==== GIVEN RECORDS
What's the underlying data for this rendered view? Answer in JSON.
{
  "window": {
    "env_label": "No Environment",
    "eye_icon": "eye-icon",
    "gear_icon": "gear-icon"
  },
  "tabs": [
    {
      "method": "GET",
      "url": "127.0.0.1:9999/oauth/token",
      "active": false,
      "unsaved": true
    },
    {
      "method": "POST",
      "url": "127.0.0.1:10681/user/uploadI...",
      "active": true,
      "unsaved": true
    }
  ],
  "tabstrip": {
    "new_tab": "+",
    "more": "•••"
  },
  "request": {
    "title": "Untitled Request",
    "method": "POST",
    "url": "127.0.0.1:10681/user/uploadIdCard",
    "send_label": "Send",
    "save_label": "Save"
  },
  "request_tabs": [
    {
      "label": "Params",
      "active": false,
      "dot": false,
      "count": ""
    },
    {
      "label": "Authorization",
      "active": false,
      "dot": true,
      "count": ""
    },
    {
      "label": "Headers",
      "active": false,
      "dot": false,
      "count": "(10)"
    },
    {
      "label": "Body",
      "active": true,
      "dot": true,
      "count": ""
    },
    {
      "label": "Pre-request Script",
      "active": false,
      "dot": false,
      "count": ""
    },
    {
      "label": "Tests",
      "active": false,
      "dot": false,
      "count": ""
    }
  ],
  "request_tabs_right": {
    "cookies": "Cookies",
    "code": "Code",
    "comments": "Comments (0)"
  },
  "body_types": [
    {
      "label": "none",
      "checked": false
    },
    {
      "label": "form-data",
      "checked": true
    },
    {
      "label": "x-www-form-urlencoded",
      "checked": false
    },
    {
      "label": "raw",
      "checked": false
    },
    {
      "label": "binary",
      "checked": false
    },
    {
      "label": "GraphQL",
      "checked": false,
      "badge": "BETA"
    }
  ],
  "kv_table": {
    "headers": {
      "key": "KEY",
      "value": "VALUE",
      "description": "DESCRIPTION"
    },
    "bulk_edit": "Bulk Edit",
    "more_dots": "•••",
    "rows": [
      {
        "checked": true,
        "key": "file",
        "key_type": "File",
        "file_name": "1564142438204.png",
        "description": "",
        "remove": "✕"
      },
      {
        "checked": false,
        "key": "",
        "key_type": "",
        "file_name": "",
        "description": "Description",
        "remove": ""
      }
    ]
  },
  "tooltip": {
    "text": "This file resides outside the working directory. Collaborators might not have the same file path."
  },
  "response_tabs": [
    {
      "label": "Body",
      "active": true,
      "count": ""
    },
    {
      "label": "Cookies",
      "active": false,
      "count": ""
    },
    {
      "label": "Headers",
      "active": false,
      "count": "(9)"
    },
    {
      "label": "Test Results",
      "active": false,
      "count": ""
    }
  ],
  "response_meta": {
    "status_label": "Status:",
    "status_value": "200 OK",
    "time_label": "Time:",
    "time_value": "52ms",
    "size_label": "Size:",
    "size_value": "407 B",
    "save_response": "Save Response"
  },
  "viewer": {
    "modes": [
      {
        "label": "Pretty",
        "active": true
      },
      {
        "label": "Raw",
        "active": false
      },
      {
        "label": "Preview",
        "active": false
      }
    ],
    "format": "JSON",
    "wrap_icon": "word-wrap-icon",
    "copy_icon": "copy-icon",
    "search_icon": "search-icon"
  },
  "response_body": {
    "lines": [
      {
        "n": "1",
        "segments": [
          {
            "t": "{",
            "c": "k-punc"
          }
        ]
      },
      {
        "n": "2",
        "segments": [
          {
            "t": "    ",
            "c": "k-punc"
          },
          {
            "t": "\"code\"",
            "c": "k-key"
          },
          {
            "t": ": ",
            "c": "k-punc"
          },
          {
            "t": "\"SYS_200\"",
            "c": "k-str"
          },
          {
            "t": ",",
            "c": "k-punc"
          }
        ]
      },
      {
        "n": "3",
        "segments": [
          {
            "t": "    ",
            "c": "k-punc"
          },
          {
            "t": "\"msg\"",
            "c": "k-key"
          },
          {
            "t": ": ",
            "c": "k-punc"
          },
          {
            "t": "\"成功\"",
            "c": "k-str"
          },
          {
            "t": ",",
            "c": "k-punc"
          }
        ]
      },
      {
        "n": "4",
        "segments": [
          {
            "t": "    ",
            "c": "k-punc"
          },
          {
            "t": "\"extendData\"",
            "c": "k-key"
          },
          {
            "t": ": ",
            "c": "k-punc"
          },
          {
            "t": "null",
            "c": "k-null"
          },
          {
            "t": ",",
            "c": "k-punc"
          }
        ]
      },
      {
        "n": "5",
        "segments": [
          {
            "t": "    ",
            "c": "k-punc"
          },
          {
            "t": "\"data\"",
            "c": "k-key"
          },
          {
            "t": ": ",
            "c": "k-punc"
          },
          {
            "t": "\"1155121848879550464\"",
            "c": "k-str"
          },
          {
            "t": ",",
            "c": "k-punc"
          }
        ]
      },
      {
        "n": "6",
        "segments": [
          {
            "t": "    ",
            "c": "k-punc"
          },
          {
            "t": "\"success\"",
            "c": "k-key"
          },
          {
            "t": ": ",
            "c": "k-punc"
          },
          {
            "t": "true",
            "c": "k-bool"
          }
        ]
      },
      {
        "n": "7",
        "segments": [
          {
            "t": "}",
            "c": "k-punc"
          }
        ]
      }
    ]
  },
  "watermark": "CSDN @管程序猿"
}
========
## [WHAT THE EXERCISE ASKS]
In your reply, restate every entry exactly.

## [TASK SOLUTION]
What's the underlying data for this rendered view? Answer in JSON.
{
  "window": {
    "env_label": "No Environment",
    "eye_icon": "eye-icon",
    "gear_icon": "gear-icon"
  },
  "tabs": [
    {
      "method": "GET",
      "url": "127.0.0.1:9999/oauth/token",
      "active": false,
      "unsaved": true
    },
    {
      "method": "POST",
      "url": "127.0.0.1:10681/user/uploadI...",
      "active": true,
      "unsaved": true
    }
  ],
  "tabstrip": {
    "new_tab": "+",
    "more": "•••"
  },
  "request": {
    "title": "Untitled Request",
    "method": "POST",
    "url": "127.0.0.1:10681/user/uploadIdCard",
    "send_label": "Send",
    "save_label": "Save"
  },
  "request_tabs": [
    {
      "label": "Params",
      "active": false,
      "dot": false,
      "count": ""
    },
    {
      "label": "Authorization",
      "active": false,
      "dot": true,
      "count": ""
    },
    {
      "label": "Headers",
      "active": false,
      "dot": false,
      "count": "(10)"
    },
    {
      "label": "Body",
      "active": true,
      "dot": true,
      "count": ""
    },
    {
      "label": "Pre-request Script",
      "active": false,
      "dot": false,
      "count": ""
    },
    {
      "label": "Tests",
      "active": false,
      "dot": false,
      "count": ""
    }
  ],
  "request_tabs_right": {
    "cookies": "Cookies",
    "code": "Code",
    "comments": "Comments (0)"
  },
  "body_types": [
    {
      "label": "none",
      "checked": false
    },
    {
      "label": "form-data",
      "checked": true
    },
    {
      "label": "x-www-form-urlencoded",
      "checked": false
    },
    {
      "label": "raw",
      "checked": false
    },
    {
      "label": "binary",
      "checked": false
    },
    {
      "label": "GraphQL",
      "checked": false,
      "badge": "BETA"
    }
  ],
  "kv_table": {
    "headers": {
      "key": "KEY",
      "value": "VALUE",
      "description": "DESCRIPTION"
    },
    "bulk_edit": "Bulk Edit",
    "more_dots": "•••",
    "rows": [
      {
        "checked": true,
        "key": "file",
        "key_type": "File",
        "file_name": "1564142438204.png",
        "description": "",
        "remove": "✕"
      },
      {
        "checked": false,
        "key": "",
        "key_type": "",
        "file_name": "",
        "description": "Description",
        "remove": ""
      }
    ]
  },
  "tooltip": {
    "text": "This file resides outside the working directory. Collaborators might not have the same file path."
  },
  "response_tabs": [
    {
      "label": "Body",
      "active": true,
      "count": ""
    },
    {
      "label": "Cookies",
      "active": false,
      "count": ""
    },
    {
      "label": "Headers",
      "active": false,
      "count": "(9)"
    },
    {
      "label": "Test Results",
      "active": false,
      "count": ""
    }
  ],
  "response_meta": {
    "status_label": "Status:",
    "status_value": "200 OK",
    "time_label": "Time:",
    "time_value": "52ms",
    "size_label": "Size:",
    "size_value": "407 B",
    "save_response": "Save Response"
  },
  "viewer": {
    "modes": [
      {
        "label": "Pretty",
        "active": true
      },
      {
        "label": "Raw",
        "active": false
      },
      {
        "label": "Preview",
        "active": false
      }
    ],
    "format": "JSON",
    "wrap_icon": "word-wrap-icon",
    "copy_icon": "copy-icon",
    "search_icon": "search-icon"
  },
  "response_body": {
    "lines": [
      {
        "n": "1",
        "segments": [
          {
            "t": "{",
            "c": "k-punc"
          }
        ]
      },
      {
        "n": "2",
        "segments": [
          {
            "t": "    ",
            "c": "k-punc"
          },
          {
            "t": "\"code\"",
            "c": "k-key"
          },
          {
            "t": ": ",
            "c": "k-punc"
          },
          {
            "t": "\"SYS_200\"",
            "c": "k-str"
          },
          {
            "t": ",",
            "c": "k-punc"
          }
        ]
      },
      {
        "n": "3",
        "segments": [
          {
            "t": "    ",
            "c": "k-punc"
          },
          {
            "t": "\"msg\"",
            "c": "k-key"
          },
          {
            "t": ": ",
            "c": "k-punc"
          },
          {
            "t": "\"成功\"",
            "c": "k-str"
          },
          {
            "t": ",",
            "c": "k-punc"
          }
        ]
      },
      {
        "n": "4",
        "segments": [
          {
            "t": "    ",
            "c": "k-punc"
          },
          {
            "t": "\"extendData\"",
            "c": "k-key"
          },
          {
            "t": ": ",
            "c": "k-punc"
          },
          {
            "t": "null",
            "c": "k-null"
          },
          {
            "t": ",",
            "c": "k-punc"
          }
        ]
      },
      {
        "n": "5",
        "segments": [
          {
            "t": "    ",
            "c": "k-punc"
          },
          {
            "t": "\"data\"",
            "c": "k-key"
          },
          {
            "t": ": ",
            "c": "k-punc"
          },
          {
            "t": "\"1155121848879550464\"",
            "c": "k-str"
          },
          {
            "t": ",",
            "c": "k-punc"
          }
        ]
      },
      {
        "n": "6",
        "segments": [
          {
            "t": "    ",
            "c": "k-punc"
          },
          {
            "t": "\"success\"",
            "c": "k-key"
          },
          {
            "t": ": ",
            "c": "k-punc"
          },
          {
            "t": "true",
            "c": "k-bool"
          }
        ]
      },
      {
        "n": "7",
        "segments": [
          {
            "t": "}",
            "c": "k-punc"
          }
        ]
      }
    ]
  },
  "watermark": "CSDN @管程序猿"
}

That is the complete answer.